Monday, February 20, 2012

Mathematics and Multimedia Carnival 20

Welcome to the 20th edition of the Mathematics and Multimedia Blog Carnival - Dartboard Edition.  Here are the posts I have collected this month; some from the blog carnival site and some from my RSS Feed.

Before we begin a carnival, let's have some trivia about the number 20.

  • The number of sectors in a dartboard.
  • The atomic number of calcium. 
  • It is the smallest primitive abundant number
  • The number of faces of an icosahedron
  • Can be written as the sum of the three Fibonacci numbers: 13 + 5 + 2
Now, let the carnival begin!

School Mathematics 

Shaun Klassen introduces Graphing in the Polar Coordinates posted at Mathematics Concepts Explained. Shaun will host the next Math and Multimedia Carnival. 
Twenty Cents
Kalid Azad cites several examples on Using Logarithm in the Real World at Better Explained.

Guillermo Bautista (that's me) introduces imaginary numbers at What is i? What are imaginary numbers? posted at Mathematics and Multimedia.
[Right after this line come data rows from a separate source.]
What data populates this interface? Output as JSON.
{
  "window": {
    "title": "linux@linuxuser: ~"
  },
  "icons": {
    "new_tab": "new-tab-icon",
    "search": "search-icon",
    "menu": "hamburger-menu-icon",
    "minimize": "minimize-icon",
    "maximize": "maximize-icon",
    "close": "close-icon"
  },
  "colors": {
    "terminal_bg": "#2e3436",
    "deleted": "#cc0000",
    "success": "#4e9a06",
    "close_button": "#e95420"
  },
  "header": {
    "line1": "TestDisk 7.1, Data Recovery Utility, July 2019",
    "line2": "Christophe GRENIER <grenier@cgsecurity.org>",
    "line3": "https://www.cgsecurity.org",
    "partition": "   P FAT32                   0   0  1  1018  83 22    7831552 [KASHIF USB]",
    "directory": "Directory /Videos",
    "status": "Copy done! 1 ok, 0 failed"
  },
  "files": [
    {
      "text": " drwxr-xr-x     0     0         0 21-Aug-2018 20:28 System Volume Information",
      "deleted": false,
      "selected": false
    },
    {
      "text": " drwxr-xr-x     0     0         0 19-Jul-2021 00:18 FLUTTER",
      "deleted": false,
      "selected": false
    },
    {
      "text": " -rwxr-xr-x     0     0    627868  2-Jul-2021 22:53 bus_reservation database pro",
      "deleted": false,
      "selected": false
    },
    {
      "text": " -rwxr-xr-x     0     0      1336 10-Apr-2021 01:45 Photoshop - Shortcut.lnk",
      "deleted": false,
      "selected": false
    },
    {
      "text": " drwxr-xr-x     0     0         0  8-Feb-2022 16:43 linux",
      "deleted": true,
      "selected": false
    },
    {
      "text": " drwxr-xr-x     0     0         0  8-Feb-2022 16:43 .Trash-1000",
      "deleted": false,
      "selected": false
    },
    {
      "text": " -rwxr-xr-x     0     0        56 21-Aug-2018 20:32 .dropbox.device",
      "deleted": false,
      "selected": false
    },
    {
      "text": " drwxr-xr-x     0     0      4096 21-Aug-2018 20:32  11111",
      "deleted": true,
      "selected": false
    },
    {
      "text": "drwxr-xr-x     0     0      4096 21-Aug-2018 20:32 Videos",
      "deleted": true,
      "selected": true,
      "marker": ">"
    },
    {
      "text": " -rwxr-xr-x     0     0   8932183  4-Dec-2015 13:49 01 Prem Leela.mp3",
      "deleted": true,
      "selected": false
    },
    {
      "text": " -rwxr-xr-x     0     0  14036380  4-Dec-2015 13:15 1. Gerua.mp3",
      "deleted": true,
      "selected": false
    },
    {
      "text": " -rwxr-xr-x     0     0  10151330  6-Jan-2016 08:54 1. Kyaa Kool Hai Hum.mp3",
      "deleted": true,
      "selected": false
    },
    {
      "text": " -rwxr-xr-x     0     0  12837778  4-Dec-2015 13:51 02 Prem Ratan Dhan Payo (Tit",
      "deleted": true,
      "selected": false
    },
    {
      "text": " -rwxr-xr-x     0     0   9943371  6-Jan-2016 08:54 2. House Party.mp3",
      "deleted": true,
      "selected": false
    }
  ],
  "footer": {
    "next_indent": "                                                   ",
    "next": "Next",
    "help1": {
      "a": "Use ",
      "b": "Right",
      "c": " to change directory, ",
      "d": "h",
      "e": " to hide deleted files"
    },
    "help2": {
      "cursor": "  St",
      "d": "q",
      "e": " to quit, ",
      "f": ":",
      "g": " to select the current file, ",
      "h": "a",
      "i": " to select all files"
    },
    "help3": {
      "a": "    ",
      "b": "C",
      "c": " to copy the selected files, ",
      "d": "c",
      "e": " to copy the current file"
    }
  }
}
Dan McKinnon revisits the Mandelbrot set and provides a code for high school students to explore at Better Late the Never: Mandelbrot Set posted at Math Recreation.

Mathematics Teaching
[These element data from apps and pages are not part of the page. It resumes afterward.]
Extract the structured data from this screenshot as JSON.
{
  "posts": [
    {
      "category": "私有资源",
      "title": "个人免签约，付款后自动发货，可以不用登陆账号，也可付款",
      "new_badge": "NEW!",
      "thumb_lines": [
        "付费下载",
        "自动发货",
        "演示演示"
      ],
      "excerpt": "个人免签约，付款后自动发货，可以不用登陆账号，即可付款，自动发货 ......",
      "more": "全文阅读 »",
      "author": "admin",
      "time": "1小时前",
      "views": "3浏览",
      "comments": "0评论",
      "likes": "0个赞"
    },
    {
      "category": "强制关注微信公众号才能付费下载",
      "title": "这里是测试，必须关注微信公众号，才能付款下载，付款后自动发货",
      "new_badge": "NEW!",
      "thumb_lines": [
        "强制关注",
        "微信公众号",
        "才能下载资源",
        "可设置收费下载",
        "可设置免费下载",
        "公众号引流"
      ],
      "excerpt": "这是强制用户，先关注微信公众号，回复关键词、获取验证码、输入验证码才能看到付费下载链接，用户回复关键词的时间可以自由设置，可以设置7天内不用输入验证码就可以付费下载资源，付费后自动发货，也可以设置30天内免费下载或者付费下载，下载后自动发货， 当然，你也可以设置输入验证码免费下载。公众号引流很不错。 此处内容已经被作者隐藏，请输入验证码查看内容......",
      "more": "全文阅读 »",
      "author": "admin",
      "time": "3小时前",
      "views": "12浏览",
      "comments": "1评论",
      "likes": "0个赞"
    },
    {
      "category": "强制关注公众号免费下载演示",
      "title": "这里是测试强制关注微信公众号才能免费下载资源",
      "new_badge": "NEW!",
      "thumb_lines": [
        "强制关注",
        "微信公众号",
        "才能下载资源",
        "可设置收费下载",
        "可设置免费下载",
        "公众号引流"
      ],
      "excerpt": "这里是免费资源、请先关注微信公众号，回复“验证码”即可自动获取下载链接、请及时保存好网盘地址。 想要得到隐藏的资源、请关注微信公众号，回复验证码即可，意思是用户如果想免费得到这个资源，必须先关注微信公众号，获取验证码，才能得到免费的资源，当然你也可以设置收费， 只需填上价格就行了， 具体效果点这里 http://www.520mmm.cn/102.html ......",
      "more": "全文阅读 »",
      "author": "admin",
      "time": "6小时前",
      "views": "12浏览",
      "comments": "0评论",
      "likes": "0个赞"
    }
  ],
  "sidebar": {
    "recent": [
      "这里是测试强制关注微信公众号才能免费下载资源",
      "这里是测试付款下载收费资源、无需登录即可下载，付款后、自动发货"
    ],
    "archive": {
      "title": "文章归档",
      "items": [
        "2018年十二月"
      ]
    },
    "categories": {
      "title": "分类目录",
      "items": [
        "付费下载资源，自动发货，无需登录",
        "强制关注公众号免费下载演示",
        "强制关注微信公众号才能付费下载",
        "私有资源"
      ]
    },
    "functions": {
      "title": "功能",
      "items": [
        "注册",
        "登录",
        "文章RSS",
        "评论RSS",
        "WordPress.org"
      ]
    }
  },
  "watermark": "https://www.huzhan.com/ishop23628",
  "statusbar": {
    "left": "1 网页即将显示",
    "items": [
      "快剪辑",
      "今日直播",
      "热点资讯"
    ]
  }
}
William Emeny shares how he used Sierpinski triangle in her class at Sierpinski triangles -- fun with fractals at Great Maths Teaching Ideas.
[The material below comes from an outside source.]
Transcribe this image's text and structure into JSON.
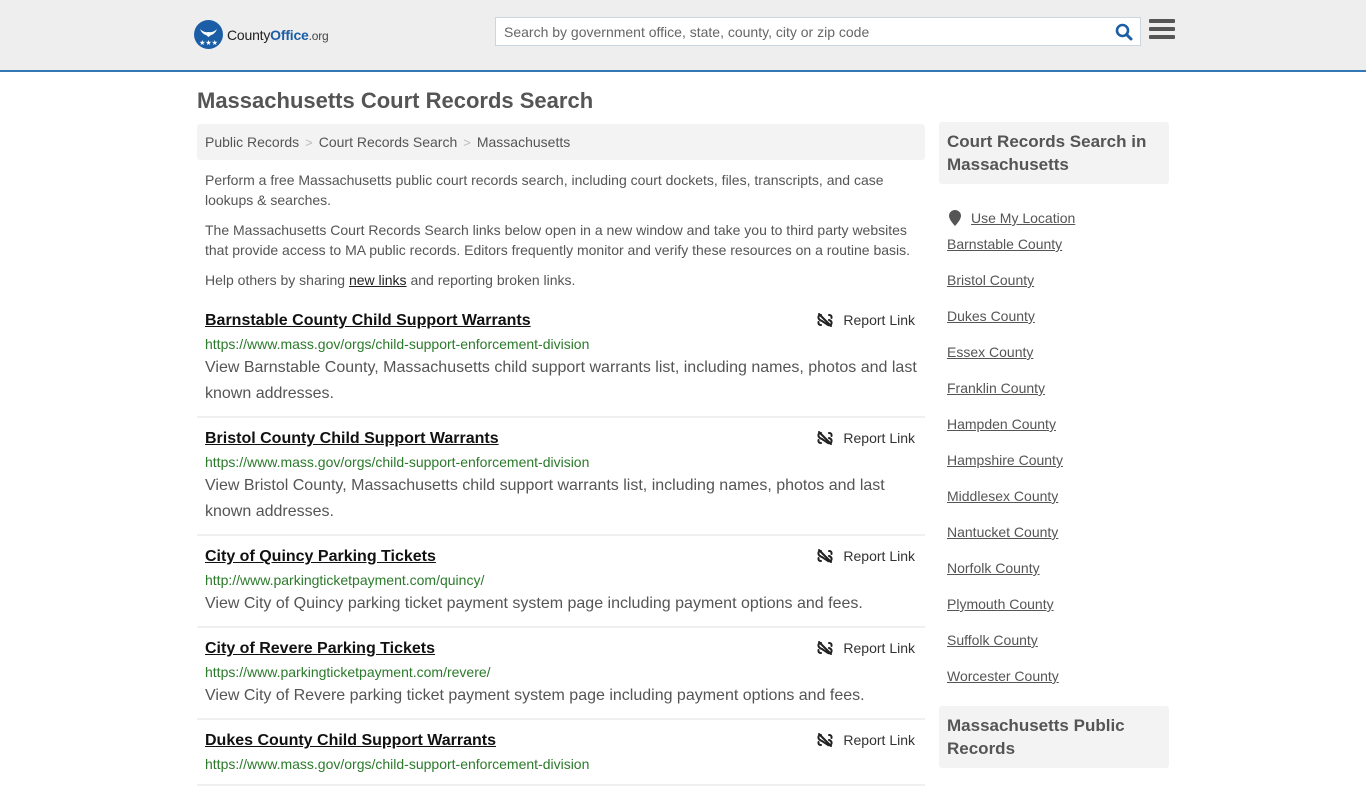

Erlina Ronda shares Four Freedoms in the Classroom taken from her old notes posted at Mathematics for Teaching.

Twenty Awning (New York, NY)
Santo D'Agostino argues the importance of mastery of basic skills in learning mathematics at How much should a student memorize? posted at QED Insight. I agree with Mr. Diagostino.  Students who master the basic skills have the time to concentrate on higher-level concept development.

Sam Shah asks fellow teachers An important question: How do you plan? at Continuous Anywhere But Differentiable Nowhere. Well, if you ask me, I plan my math lesson by anticipating all the possible answers by students. I also have a list of guide questions and possible solutions. 

Julie Reulbach has an excellent experiment letting her students grade their own solutions to get partial credit in I let them grade their own test -- and they loved it posted at I Speak Math.

Natasha Chen has an excellent critique in teaching word problems in When Tricks Should Not Be for Kids posted at the eIMACs Blog.

Technology in Mathematics

Jon Thiret presents A Brief history of the Affects of Technology in Mathematics Collaboration posted at Math Journal: Understanding Math.

Sol Lederman presents a great iPhone app, the Concorde TSP Solver, in Plotting Traveling Salesman Problem posted at Wild About Math.  It is an an app that allows users to plot TSP routes for an uploaded list of cities or any number of cities.

20 euros
Phil Wagner presents Math Project - Slope Art, a project for 9th graders that uses Python to create artworks posted at Broken Airplane. This is an old post, but I think it's worth looking reading. I wanna learn Python too!

Sue Glascoe introduces portable document format (pdf) editing in Using Embedded PDF Pencasts for Distance Education posted at Teaching Math with Technology.

Allison Krasnow shares an excellent lesson plan using technology particularly GeoGebra in Geometry and GeoGebra posted at Pi Crust.

Micky Bullock has created another great applet about the Binomial Expansion posted at The Secret Garden of Maths. It was from Micky's blog where I learned how to embed a GeoGebra applet in a Wordpress blog.

John Golden uses GeoGebra to teach angles on Spiral So-So posted at Math Hombre.

Colleeen Young shares several math poster sites she has found in Mathematics Posters posted at Mathematics, Learning, and Web 2.0.

That concludes this edition. Submit your blog article.  The next edition of the carnival will be hosted by Mathematics Concepts Explained. You may submit your entries using the carnival submission form or email the host directly at . Past posts and future hosts can be found in the Math and Multimedia Carnival List of Posts.

You may also want to visit the most recent carnivals.

The Math and Multimedia Carnival is looking for hosts. If you are interested, you can contact me at  Hosting a carnival is one of the fastest ways to promote your blog, so it's worth trying.

1 comment:

  1. Thank you for including our IMACS blog in this excellent collection!

    Natasha Chen